This classic croissant recipe is just perfect for a simple and stylish breakfast (opens in new tab) served with coffee. If you're feeling adventurous it's worth having a go at making croissants at home. Croissants are made with a yeast dough enriched with butter, and the technique of buttering and folding the dough gives the classic light and crisp layered finished pastry.
Did you now that although croissants are traditionally associated with the French (opens in new tab), the pastry (opens in new tab) actually originated in Austria? Named after its iconic crescent shape, make sure to curve your croissants for a classic look before popping them in the oven!
You'll need to allow plenty of time to make them as the dough needs time to rest and prove. If you're new to making croissants, don't expect a texture quite as light and flaky as bought croissants!
- 225g strong plain white flour
- 7g sachet easy-blend or fast-action dried yeast
- ½tsp salt
- 2tsp caster sugar
- 90g unsalted butter, softened
- 100ml hand hot water
- 1 egg, beaten
- 1 egg, beaten with 1tsp caster sugar
- Sift the flour into a large bowl, stir in the yeast, salt and sugar and make a well in the centre. Mix together 15g of the butter with the water and egg and pour into the well then mix to a dough. Knead for 5-6 mins until smooth and elastic. Cover and leave the dough to risen in a warm place for 1hr or until doubled in size.
- Re-knead the dough for 2-3 mins then roll out to a long strip about 30 x 15cm. Mark the strip widthways into three equal sections. Using a palette knife, dot one-third of the remaining butter on to the bottom two-thirds of the dough. Fold the bottom third of the dough over the middle third then fold down the top third. Seal the edges by pressing down firmly with a rolling pin and give the dough a quarter turn. Repeat this rolling and folding process twice more, dotting with one-third of the butter each time. Wrap loosely in cling film and chill in the fridge for 30 mins.

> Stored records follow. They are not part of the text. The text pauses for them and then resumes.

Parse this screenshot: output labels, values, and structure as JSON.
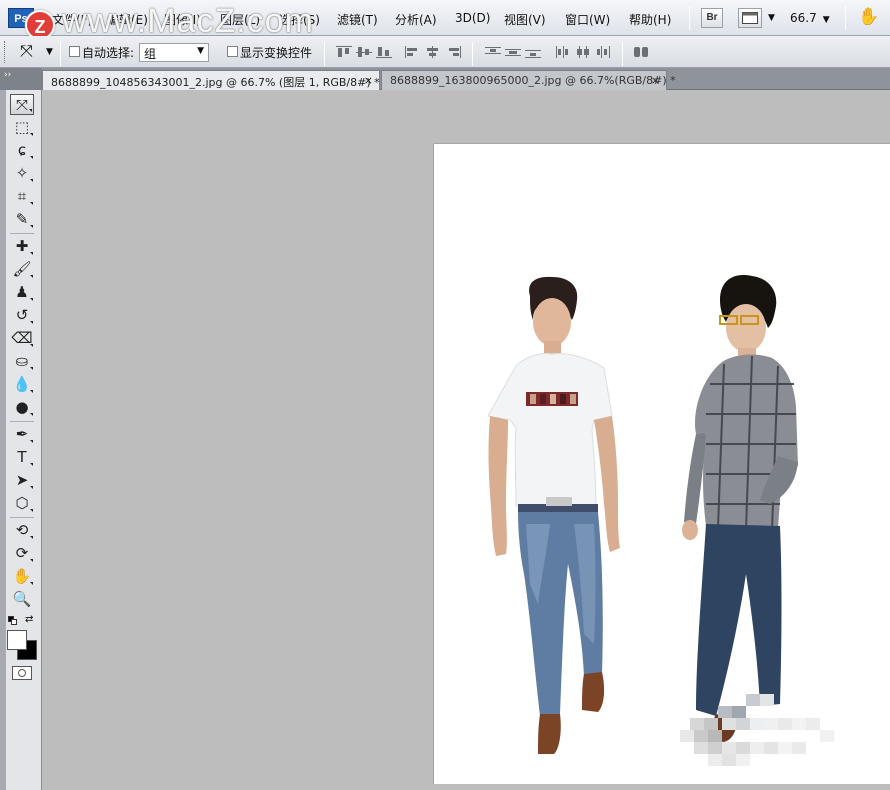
{
  "app": {
    "logo_text": "Ps",
    "zoom_value": "66.7"
  },
  "watermark": {
    "badge": "Z",
    "text": "www.MacZ.com"
  },
  "menu": {
    "items": [
      "文件(F)",
      "编辑(E)",
      "图像(I)",
      "图层(L)",
      "选择(S)",
      "滤镜(T)",
      "分析(A)",
      "3D(D)",
      "视图(V)",
      "窗口(W)",
      "帮助(H)"
    ]
  },
  "appbar": {
    "bridge_label": "Br"
  },
  "options": {
    "auto_select_label": "自动选择:",
    "auto_select_value": "组",
    "transform_label": "显示变换控件"
  },
  "tabs": [
    {
      "label": "8688899_104856343001_2.jpg @ 66.7% (图层 1, RGB/8#) *",
      "close": "×"
    },
    {
      "label": "8688899_163800965000_2.jpg @ 66.7%(RGB/8#) *",
      "close": "×"
    }
  ],
  "toolbox": {
    "header": "››",
    "tools": [
      {
        "name": "move-tool",
        "glyph": "⤧"
      },
      {
        "name": "marquee-tool",
        "glyph": "⬚"
      },
      {
        "name": "lasso-tool",
        "glyph": "ɕ"
      },
      {
        "name": "magic-wand-tool",
        "glyph": "✧"
      },
      {
        "name": "crop-tool",
        "glyph": "⌗"
      },
      {
        "name": "eyedropper-tool",
        "glyph": "✎"
      },
      {
        "name": "healing-brush-tool",
        "glyph": "✚"
      },
      {
        "name": "brush-tool",
        "glyph": "🖌"
      },
      {
        "name": "clone-stamp-tool",
        "glyph": "♟"
      },
      {
        "name": "history-brush-tool",
        "glyph": "↺"
      },
      {
        "name": "eraser-tool",
        "glyph": "⌫"
      },
      {
        "name": "paint-bucket-tool",
        "glyph": "⛀"
      },
      {
        "name": "blur-tool",
        "glyph": "💧"
      },
      {
        "name": "dodge-tool",
        "glyph": "●"
      },
      {
        "name": "pen-tool",
        "glyph": "✒"
      },
      {
        "name": "type-tool",
        "glyph": "T"
      },
      {
        "name": "path-selection-tool",
        "glyph": "➤"
      },
      {
        "name": "shape-tool",
        "glyph": "⬡"
      },
      {
        "name": "3d-rotate-tool",
        "glyph": "⟲"
      },
      {
        "name": "3d-orbit-tool",
        "glyph": "⟳"
      },
      {
        "name": "hand-tool",
        "glyph": "✋"
      },
      {
        "name": "zoom-tool",
        "glyph": "🔍"
      }
    ]
  },
  "colors": {
    "foreground": "#ffffff",
    "background": "#000000"
  }
}
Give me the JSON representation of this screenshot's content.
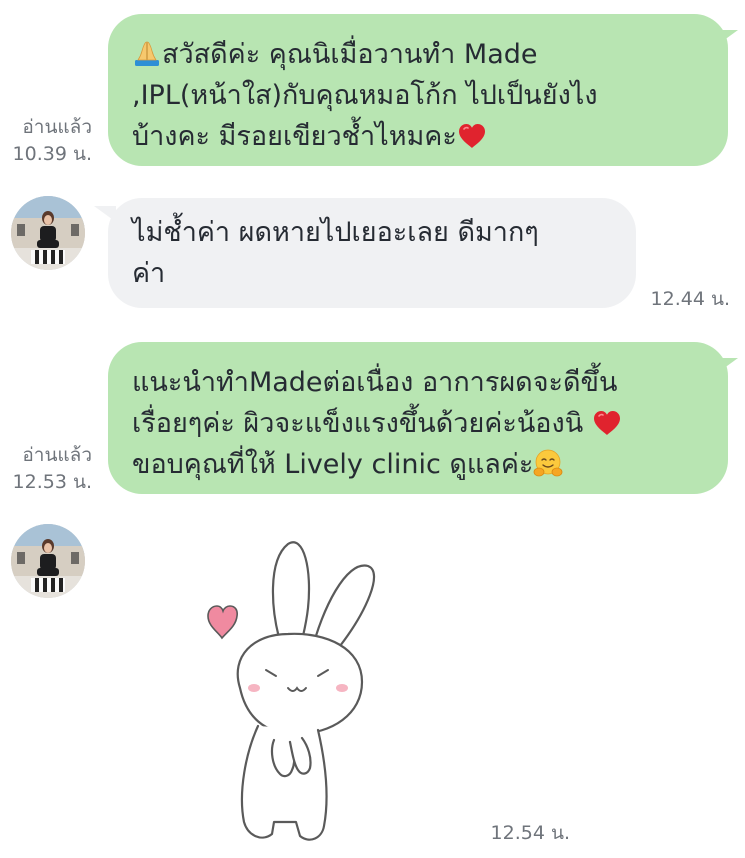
{
  "chat": {
    "messages": [
      {
        "direction": "outgoing",
        "lines": [
          "สวัสดีค่ะ คุณนิเมื่อวานทำ Made",
          ",IPL(หน้าใส)กับคุณหมอโก้ก ไปเป็นยังไง",
          "บ้างคะ มีรอยเขียวช้ำไหมคะ"
        ],
        "emoji": [
          "folded-hands",
          "red-heart"
        ],
        "read_label": "อ่านแล้ว",
        "time": "10.39 น."
      },
      {
        "direction": "incoming",
        "lines": [
          "ไม่ช้ำค่า ผดหายไปเยอะเลย ดีมากๆ",
          "ค่า"
        ],
        "time": "12.44 น."
      },
      {
        "direction": "outgoing",
        "lines": [
          " แนะนำทำMadeต่อเนื่อง อาการผดจะดีขึ้น",
          "เรื่อยๆค่ะ ผิวจะแข็งแรงขึ้นด้วยค่ะน้องนิ",
          "ขอบคุณที่ให้ Lively clinic ดูแลค่ะ"
        ],
        "emoji": [
          "red-heart",
          "hugging-face"
        ],
        "read_label": "อ่านแล้ว",
        "time": "12.53 น."
      },
      {
        "direction": "incoming",
        "type": "sticker",
        "sticker": "bunny-thank-you-sticker",
        "time": "12.54 น."
      }
    ],
    "colors": {
      "outgoing_bubble": "#b8e5b2",
      "incoming_bubble": "#f0f1f3",
      "meta_text": "#6f747b",
      "heart": "#e0232e"
    }
  }
}
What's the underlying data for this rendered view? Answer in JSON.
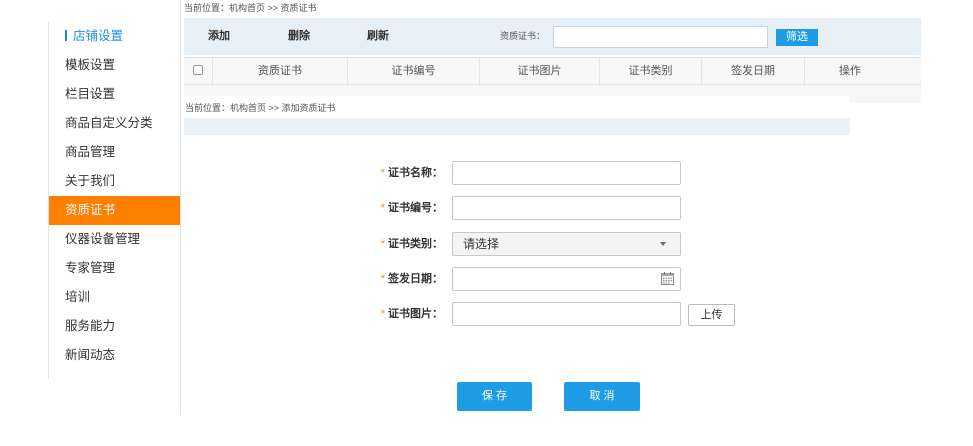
{
  "breadcrumb": "当前位置：机构首页 >> 资质证书",
  "colors": {
    "blue": "#1e9ce6",
    "orange": "#ff7f00",
    "nav-blue": "#1e8fe0",
    "required": "#ff8a1f",
    "toolbar-bg": "#e8f0f7",
    "band-bg": "#eaf2f8"
  },
  "icons": {
    "section_marker": "vertical-bar-icon",
    "header_checkbox": "checkbox-icon",
    "select_arrow": "chevron-down-icon",
    "date_picker": "calendar-icon"
  },
  "sidebar": {
    "items": [
      {
        "label": "店铺设置",
        "section_header": true
      },
      {
        "label": "模板设置"
      },
      {
        "label": "栏目设置"
      },
      {
        "label": "商品自定义分类"
      },
      {
        "label": "商品管理"
      },
      {
        "label": "关于我们"
      },
      {
        "label": "资质证书",
        "active": true
      },
      {
        "label": "仪器设备管理"
      },
      {
        "label": "专家管理"
      },
      {
        "label": "培训"
      },
      {
        "label": "服务能力"
      },
      {
        "label": "新闻动态"
      }
    ]
  },
  "toolbar": {
    "add": "添加",
    "delete": "删除",
    "refresh": "刷新",
    "filter_label": "资质证书：",
    "filter_value": "",
    "filter_button": "筛选"
  },
  "table": {
    "columns": [
      "资质证书",
      "证书编号",
      "证书图片",
      "证书类别",
      "签发日期",
      "操作"
    ]
  },
  "form": {
    "breadcrumb": "当前位置：机构首页 >> 添加资质证书",
    "required_marker": "*",
    "fields": [
      {
        "label": "证书名称：",
        "value": ""
      },
      {
        "label": "证书编号：",
        "value": ""
      },
      {
        "label": "证书类别：",
        "selected": "请选择"
      },
      {
        "label": "签发日期：",
        "value": ""
      },
      {
        "label": "证书图片：",
        "value": "",
        "upload_button": "上传"
      }
    ],
    "save_button": "保 存",
    "cancel_button": "取 消"
  }
}
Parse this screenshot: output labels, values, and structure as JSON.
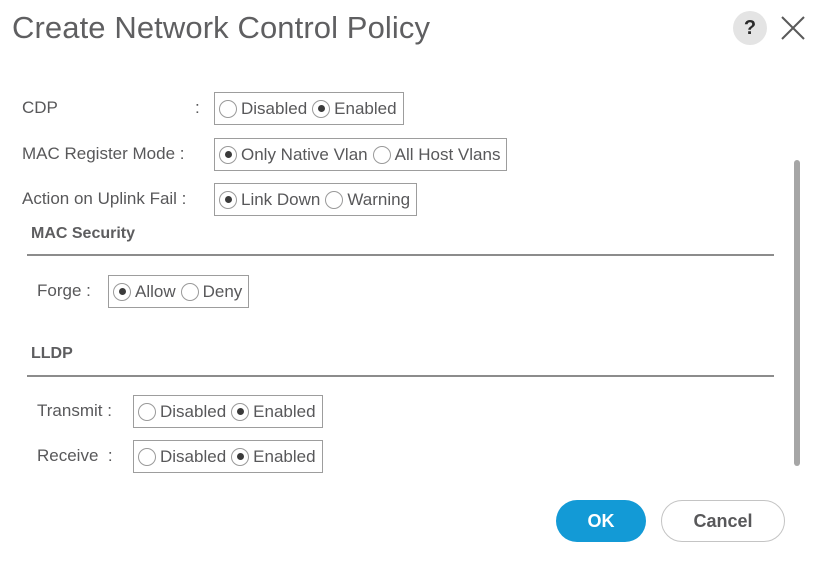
{
  "dialog": {
    "title": "Create Network Control Policy",
    "help_label": "?",
    "help_icon": "question-mark-icon",
    "close_icon": "close-x-icon"
  },
  "fields": {
    "cdp": {
      "label": "CDP",
      "colon": ":",
      "options": [
        {
          "label": "Disabled",
          "checked": false
        },
        {
          "label": "Enabled",
          "checked": true
        }
      ]
    },
    "mac_register_mode": {
      "label": "MAC Register Mode :",
      "options": [
        {
          "label": "Only Native Vlan",
          "checked": true
        },
        {
          "label": "All Host Vlans",
          "checked": false
        }
      ]
    },
    "action_on_uplink_fail": {
      "label": "Action on Uplink Fail :",
      "options": [
        {
          "label": "Link Down",
          "checked": true
        },
        {
          "label": "Warning",
          "checked": false
        }
      ]
    }
  },
  "mac_security": {
    "title": "MAC Security",
    "forge": {
      "label": "Forge :",
      "options": [
        {
          "label": "Allow",
          "checked": true
        },
        {
          "label": "Deny",
          "checked": false
        }
      ]
    }
  },
  "lldp": {
    "title": "LLDP",
    "transmit": {
      "label": "Transmit :",
      "options": [
        {
          "label": "Disabled",
          "checked": false
        },
        {
          "label": "Enabled",
          "checked": true
        }
      ]
    },
    "receive": {
      "label": "Receive  :",
      "options": [
        {
          "label": "Disabled",
          "checked": false
        },
        {
          "label": "Enabled",
          "checked": true
        }
      ]
    }
  },
  "footer": {
    "ok_label": "OK",
    "cancel_label": "Cancel"
  },
  "colors": {
    "primary": "#139ad6",
    "text": "#58585a"
  }
}
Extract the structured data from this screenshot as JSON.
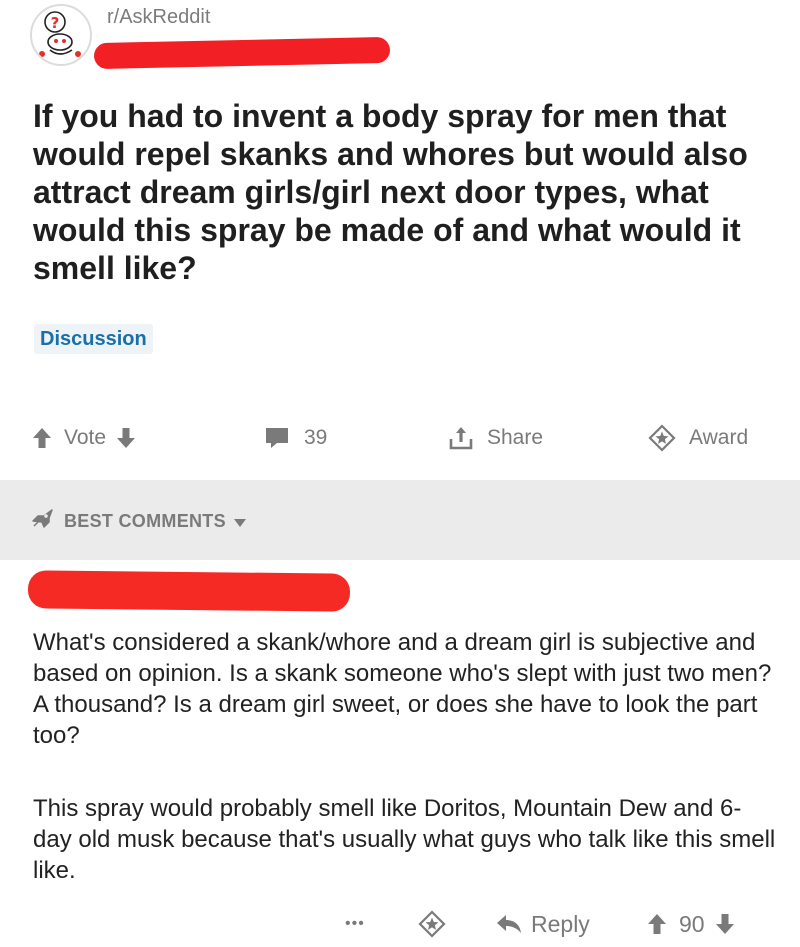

- Roll the dough out on a lightly floured surface to a 22 x 28cm rectangle and cut into 8 triangles. Roll each triangle up, from the long edge to the point. Form into a crescent shape and place on a large greased baking sheet. Cover loosely with oiled cling film and leave in a warm place for 30-40 mins until doubled in size.
- Preheat the oven to 220°C/425°F/Gas Mark 7. Lightly brush the croissants with the egg glaze and bake for 20-25 mins until risen and golden. Serve warm
Top Tip for making Croissant
To make chocolate croissants, sprinkle a little grated plain chocolate over each triangle of dough before rolling up.
You can eat both sweet and savoury with croissants. If you’re a savoury fan you could opt for serving croissants for breakfast or brunch topped with scrambled eggs and smoked salmon or as a hearty sandwich packed with cheese and ham.
For those of you with a sweet tooth, jams such as strawberry, raspberry and blackberry work wonders. You could opt for marmalades be it orange or apricot. Or if you’re looking for a naughty treat how about a spread of Nutella?
If you’ve got leftover croissants that you’d like to serve the next day you’ll be glad to know that you can reheat them quickly in the microwave. You’ll only want to warm them up for about 10 seconds at a time though otherwise they’ll get a little soggy. If you want to try something different, add a spread of Nutella or a couple of cubes of chocolate in the middle of the croissant and warm in the microwave. The chocolate will melt and make a deliciously naughty filling.
If you’ve made a batch or two of croissants to keep for another day you can store them in an airtight container on the kitchen counter for up to 2 days. You can store them in the fridge if you’d prefer but you may need to warm them in the microwave to add some moisture back into the pastry before serving again as the fridge can dry the pastry out.
You can also freeze croissants but its best to do this once your croissants have been shaped, before you cook them. You can freeze on a baking tray and then once fully frozen you can transfer the croissant dough shapes into a freezable bag and store in bulk.